+++ SOURCE MATERIAL +++
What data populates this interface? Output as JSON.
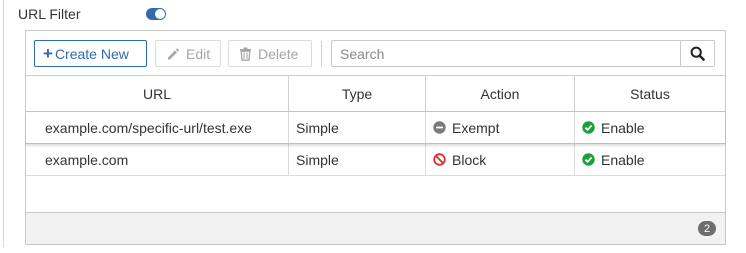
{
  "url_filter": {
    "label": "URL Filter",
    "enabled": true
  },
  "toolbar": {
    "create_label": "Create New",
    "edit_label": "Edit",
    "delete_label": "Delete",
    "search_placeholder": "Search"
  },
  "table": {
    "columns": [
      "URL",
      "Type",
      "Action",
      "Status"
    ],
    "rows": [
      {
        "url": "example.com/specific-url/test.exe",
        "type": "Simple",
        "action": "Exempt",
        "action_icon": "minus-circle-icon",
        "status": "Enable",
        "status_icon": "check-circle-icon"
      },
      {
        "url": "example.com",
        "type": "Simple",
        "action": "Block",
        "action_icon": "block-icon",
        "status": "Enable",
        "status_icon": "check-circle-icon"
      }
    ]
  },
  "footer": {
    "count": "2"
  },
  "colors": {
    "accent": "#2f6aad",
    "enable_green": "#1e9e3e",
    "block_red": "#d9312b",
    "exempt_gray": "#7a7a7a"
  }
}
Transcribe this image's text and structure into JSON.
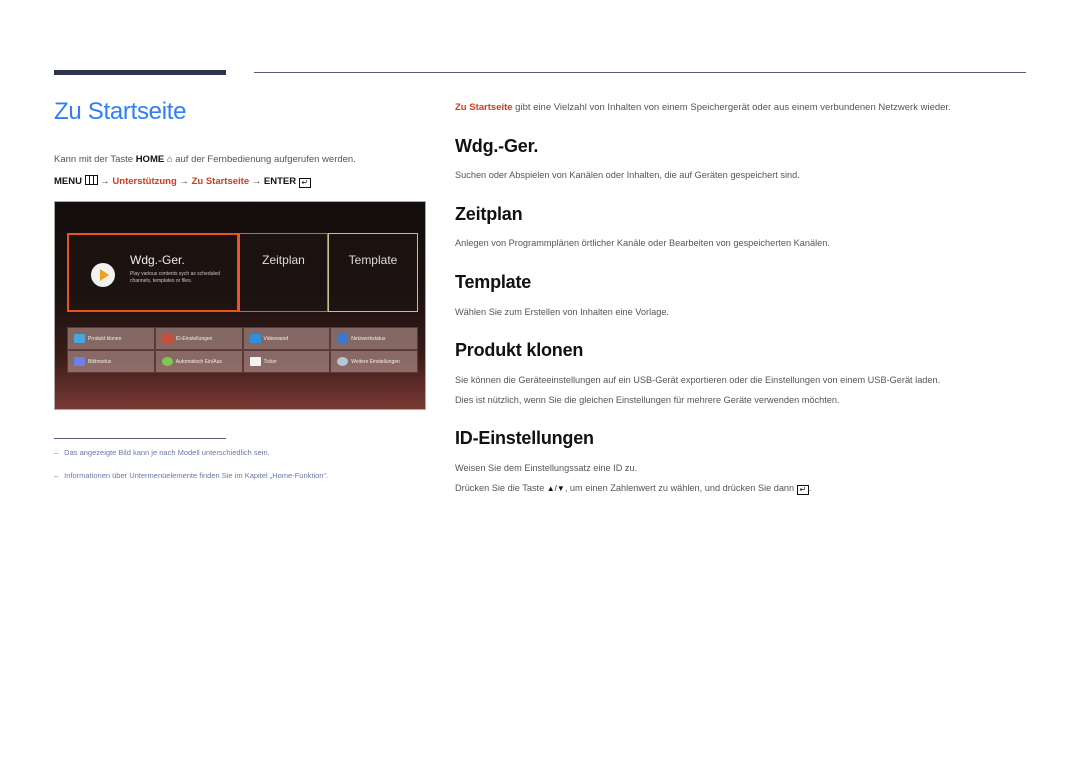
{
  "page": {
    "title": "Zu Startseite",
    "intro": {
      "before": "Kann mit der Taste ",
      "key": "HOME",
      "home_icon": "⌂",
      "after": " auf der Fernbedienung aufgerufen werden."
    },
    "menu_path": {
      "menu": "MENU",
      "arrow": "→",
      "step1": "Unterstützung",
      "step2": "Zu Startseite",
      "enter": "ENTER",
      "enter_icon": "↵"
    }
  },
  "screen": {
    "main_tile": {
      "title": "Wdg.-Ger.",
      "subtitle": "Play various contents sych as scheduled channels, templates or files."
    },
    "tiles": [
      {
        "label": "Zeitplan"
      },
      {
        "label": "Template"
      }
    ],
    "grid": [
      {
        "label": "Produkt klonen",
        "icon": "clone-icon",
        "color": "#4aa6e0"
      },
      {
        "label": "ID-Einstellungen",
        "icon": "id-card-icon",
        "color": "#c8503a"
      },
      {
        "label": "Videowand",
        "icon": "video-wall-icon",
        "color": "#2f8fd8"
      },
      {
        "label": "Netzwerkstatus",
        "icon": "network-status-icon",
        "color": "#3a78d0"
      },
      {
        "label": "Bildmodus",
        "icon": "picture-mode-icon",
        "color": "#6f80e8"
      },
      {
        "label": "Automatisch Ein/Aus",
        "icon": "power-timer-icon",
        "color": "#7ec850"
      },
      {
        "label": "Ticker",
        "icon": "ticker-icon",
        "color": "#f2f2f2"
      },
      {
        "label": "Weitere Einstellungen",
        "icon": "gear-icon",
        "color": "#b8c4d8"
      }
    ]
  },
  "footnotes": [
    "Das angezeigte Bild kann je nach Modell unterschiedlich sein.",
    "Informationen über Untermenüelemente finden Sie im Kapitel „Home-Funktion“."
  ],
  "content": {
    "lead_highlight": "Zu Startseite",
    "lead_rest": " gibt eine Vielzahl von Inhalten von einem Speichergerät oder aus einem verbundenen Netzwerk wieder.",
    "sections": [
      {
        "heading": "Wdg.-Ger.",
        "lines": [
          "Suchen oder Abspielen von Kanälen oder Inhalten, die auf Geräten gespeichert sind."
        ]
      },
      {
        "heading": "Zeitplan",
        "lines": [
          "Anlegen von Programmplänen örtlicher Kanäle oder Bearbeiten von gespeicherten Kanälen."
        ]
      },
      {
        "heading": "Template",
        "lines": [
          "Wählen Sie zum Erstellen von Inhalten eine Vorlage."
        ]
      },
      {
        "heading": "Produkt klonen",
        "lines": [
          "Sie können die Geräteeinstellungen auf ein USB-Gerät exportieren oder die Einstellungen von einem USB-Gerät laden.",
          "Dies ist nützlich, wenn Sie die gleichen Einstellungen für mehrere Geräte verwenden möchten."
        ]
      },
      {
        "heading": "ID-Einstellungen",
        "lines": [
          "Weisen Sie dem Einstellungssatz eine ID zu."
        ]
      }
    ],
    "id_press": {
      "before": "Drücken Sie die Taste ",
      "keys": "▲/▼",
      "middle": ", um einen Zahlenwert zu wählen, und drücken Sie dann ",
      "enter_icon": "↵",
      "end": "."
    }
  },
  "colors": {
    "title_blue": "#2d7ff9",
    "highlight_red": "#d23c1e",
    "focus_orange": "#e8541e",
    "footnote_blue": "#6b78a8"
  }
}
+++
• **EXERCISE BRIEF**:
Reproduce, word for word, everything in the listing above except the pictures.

• **WRITTEN RESPONSE**:
What data populates this interface? Output as JSON.
{
  "url_filter": {
    "label": "URL Filter",
    "enabled": true
  },
  "toolbar": {
    "create_label": "Create New",
    "edit_label": "Edit",
    "delete_label": "Delete",
    "search_placeholder": "Search"
  },
  "table": {
    "columns": [
      "URL",
      "Type",
      "Action",
      "Status"
    ],
    "rows": [
      {
        "url": "example.com/specific-url/test.exe",
        "type": "Simple",
        "action": "Exempt",
        "action_icon": "minus-circle-icon",
        "status": "Enable",
        "status_icon": "check-circle-icon"
      },
      {
        "url": "example.com",
        "type": "Simple",
        "action": "Block",
        "action_icon": "block-icon",
        "status": "Enable",
        "status_icon": "check-circle-icon"
      }
    ]
  },
  "footer": {
    "count": "2"
  },
  "colors": {
    "accent": "#2f6aad",
    "enable_green": "#1e9e3e",
    "block_red": "#d9312b",
    "exempt_gray": "#7a7a7a"
  }
}
Transcribe this image's text and structure into JSON.
{
  "page": {
    "title": "Zu Startseite",
    "intro": {
      "before": "Kann mit der Taste ",
      "key": "HOME",
      "home_icon": "⌂",
      "after": " auf der Fernbedienung aufgerufen werden."
    },
    "menu_path": {
      "menu": "MENU",
      "arrow": "→",
      "step1": "Unterstützung",
      "step2": "Zu Startseite",
      "enter": "ENTER",
      "enter_icon": "↵"
    }
  },
  "screen": {
    "main_tile": {
      "title": "Wdg.-Ger.",
      "subtitle": "Play various contents sych as scheduled channels, templates or files."
    },
    "tiles": [
      {
        "label": "Zeitplan"
      },
      {
        "label": "Template"
      }
    ],
    "grid": [
      {
        "label": "Produkt klonen",
        "icon": "clone-icon",
        "color": "#4aa6e0"
      },
      {
        "label": "ID-Einstellungen",
        "icon": "id-card-icon",
        "color": "#c8503a"
      },
      {
        "label": "Videowand",
        "icon": "video-wall-icon",
        "color": "#2f8fd8"
      },
      {
        "label": "Netzwerkstatus",
        "icon": "network-status-icon",
        "color": "#3a78d0"
      },
      {
        "label": "Bildmodus",
        "icon": "picture-mode-icon",
        "color": "#6f80e8"
      },
      {
        "label": "Automatisch Ein/Aus",
        "icon": "power-timer-icon",
        "color": "#7ec850"
      },
      {
        "label": "Ticker",
        "icon": "ticker-icon",
        "color": "#f2f2f2"
      },
      {
        "label": "Weitere Einstellungen",
        "icon": "gear-icon",
        "color": "#b8c4d8"
      }
    ]
  },
  "footnotes": [
    "Das angezeigte Bild kann je nach Modell unterschiedlich sein.",
    "Informationen über Untermenüelemente finden Sie im Kapitel „Home-Funktion“."
  ],
  "content": {
    "lead_highlight": "Zu Startseite",
    "lead_rest": " gibt eine Vielzahl von Inhalten von einem Speichergerät oder aus einem verbundenen Netzwerk wieder.",
    "sections": [
      {
        "heading": "Wdg.-Ger.",
        "lines": [
          "Suchen oder Abspielen von Kanälen oder Inhalten, die auf Geräten gespeichert sind."
        ]
      },
      {
        "heading": "Zeitplan",
        "lines": [
          "Anlegen von Programmplänen örtlicher Kanäle oder Bearbeiten von gespeicherten Kanälen."
        ]
      },
      {
        "heading": "Template",
        "lines": [
          "Wählen Sie zum Erstellen von Inhalten eine Vorlage."
        ]
      },
      {
        "heading": "Produkt klonen",
        "lines": [
          "Sie können die Geräteeinstellungen auf ein USB-Gerät exportieren oder die Einstellungen von einem USB-Gerät laden.",
          "Dies ist nützlich, wenn Sie die gleichen Einstellungen für mehrere Geräte verwenden möchten."
        ]
      },
      {
        "heading": "ID-Einstellungen",
        "lines": [
          "Weisen Sie dem Einstellungssatz eine ID zu."
        ]
      }
    ],
    "id_press": {
      "before": "Drücken Sie die Taste ",
      "keys": "▲/▼",
      "middle": ", um einen Zahlenwert zu wählen, und drücken Sie dann ",
      "enter_icon": "↵",
      "end": "."
    }
  },
  "colors": {
    "title_blue": "#2d7ff9",
    "highlight_red": "#d23c1e",
    "focus_orange": "#e8541e",
    "footnote_blue": "#6b78a8"
  }
}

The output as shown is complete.